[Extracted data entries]
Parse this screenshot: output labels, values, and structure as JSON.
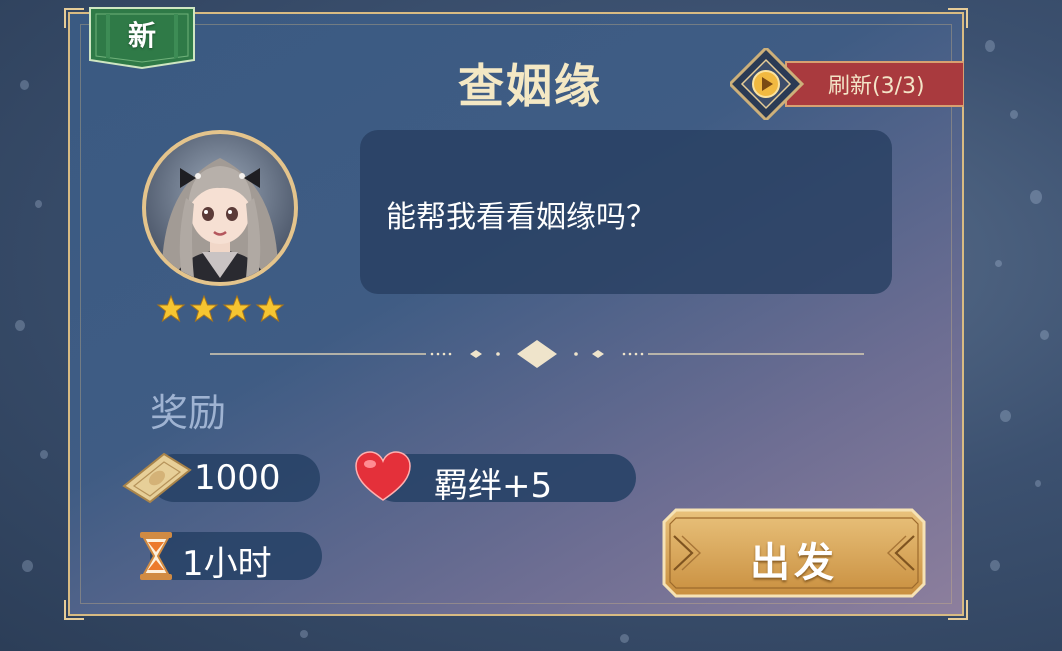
{
  "badge": {
    "label": "新"
  },
  "header": {
    "title": "查姻缘"
  },
  "refresh": {
    "label": "刷新(3/3)"
  },
  "character": {
    "stars": 4
  },
  "dialogue": {
    "text": "能帮我看看姻缘吗？"
  },
  "rewards": {
    "title": "奖励",
    "money": "1000",
    "bond": "羁绊+5",
    "duration": "1小时"
  },
  "action": {
    "go_label": "出发"
  },
  "colors": {
    "gold": "#d8bb83",
    "ribbon_green": "#2f7a47",
    "refresh_red": "#a93a3e"
  }
}
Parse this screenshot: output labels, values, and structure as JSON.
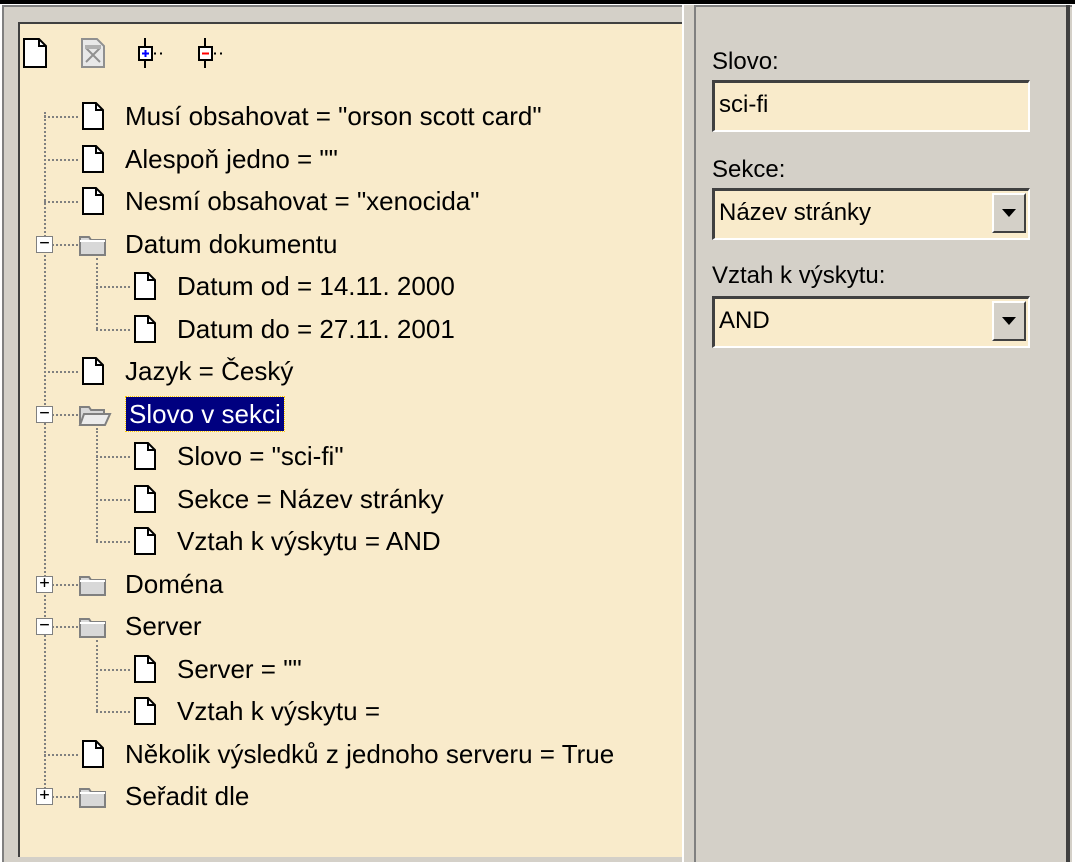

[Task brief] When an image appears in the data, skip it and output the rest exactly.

[Finished exercise]
Parse this screenshot: output labels, values, and structure as JSON.
{
  "badge": {
    "label": "新"
  },
  "header": {
    "title": "查姻缘"
  },
  "refresh": {
    "label": "刷新(3/3)"
  },
  "character": {
    "stars": 4
  },
  "dialogue": {
    "text": "能帮我看看姻缘吗？"
  },
  "rewards": {
    "title": "奖励",
    "money": "1000",
    "bond": "羁绊+5",
    "duration": "1小时"
  },
  "action": {
    "go_label": "出发"
  },
  "colors": {
    "gold": "#d8bb83",
    "ribbon_green": "#2f7a47",
    "refresh_red": "#a93a3e"
  }
}
Parse this screenshot: output labels, values, and structure as JSON.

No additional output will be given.